BEGIN Records for processing
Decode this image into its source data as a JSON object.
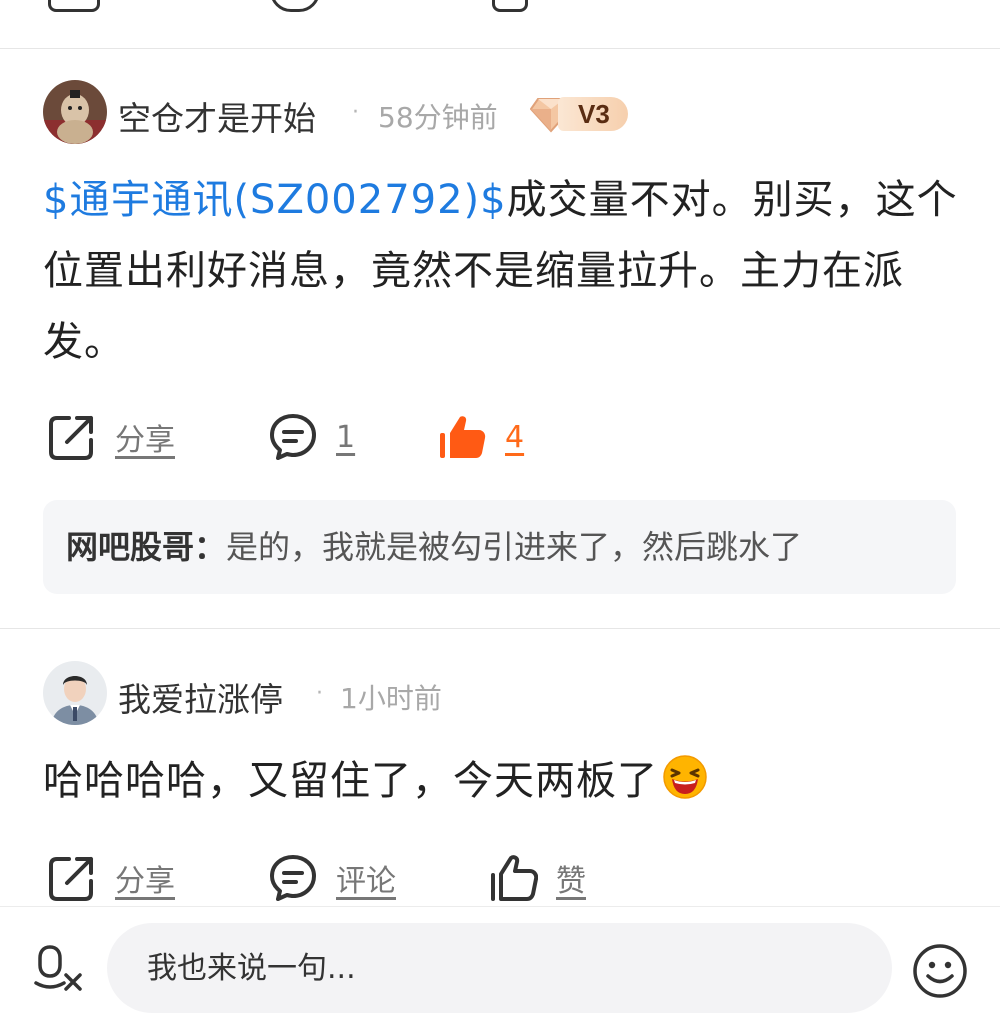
{
  "posts": [
    {
      "username": "空仓才是开始",
      "dot": "·",
      "time": "58分钟前",
      "vip_level": "V3",
      "content": {
        "stock_link": "$通宇通讯(SZ002792)$",
        "text": "成交量不对。别买，这个位置出利好消息，竟然不是缩量拉升。主力在派发。"
      },
      "actions": {
        "share": "分享",
        "comment": "1",
        "like": "4"
      },
      "reply": {
        "author": "网吧股哥：",
        "text": "是的，我就是被勾引进来了，然后跳水了"
      }
    },
    {
      "username": "我爱拉涨停",
      "dot": "·",
      "time": "1小时前",
      "content": {
        "text": "哈哈哈哈，又留住了，今天两板了"
      },
      "actions": {
        "share": "分享",
        "comment": "评论",
        "like": "赞"
      }
    }
  ],
  "input": {
    "placeholder": "我也来说一句..."
  },
  "colors": {
    "link": "#1e7be0",
    "like_active": "#ff6a1a",
    "muted": "#a8a8a8"
  },
  "icons": {
    "share": "share-icon",
    "comment": "comment-icon",
    "like": "thumbs-up-icon",
    "voice": "voice-to-text-icon",
    "emoji": "emoji-icon"
  }
}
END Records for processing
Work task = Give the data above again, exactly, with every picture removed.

Completed task =
Decode this image into its source data as a JSON object.
{
  "posts": [
    {
      "username": "空仓才是开始",
      "dot": "·",
      "time": "58分钟前",
      "vip_level": "V3",
      "content": {
        "stock_link": "$通宇通讯(SZ002792)$",
        "text": "成交量不对。别买，这个位置出利好消息，竟然不是缩量拉升。主力在派发。"
      },
      "actions": {
        "share": "分享",
        "comment": "1",
        "like": "4"
      },
      "reply": {
        "author": "网吧股哥：",
        "text": "是的，我就是被勾引进来了，然后跳水了"
      }
    },
    {
      "username": "我爱拉涨停",
      "dot": "·",
      "time": "1小时前",
      "content": {
        "text": "哈哈哈哈，又留住了，今天两板了"
      },
      "actions": {
        "share": "分享",
        "comment": "评论",
        "like": "赞"
      }
    }
  ],
  "input": {
    "placeholder": "我也来说一句..."
  },
  "colors": {
    "link": "#1e7be0",
    "like_active": "#ff6a1a",
    "muted": "#a8a8a8"
  },
  "icons": {
    "share": "share-icon",
    "comment": "comment-icon",
    "like": "thumbs-up-icon",
    "voice": "voice-to-text-icon",
    "emoji": "emoji-icon"
  }
}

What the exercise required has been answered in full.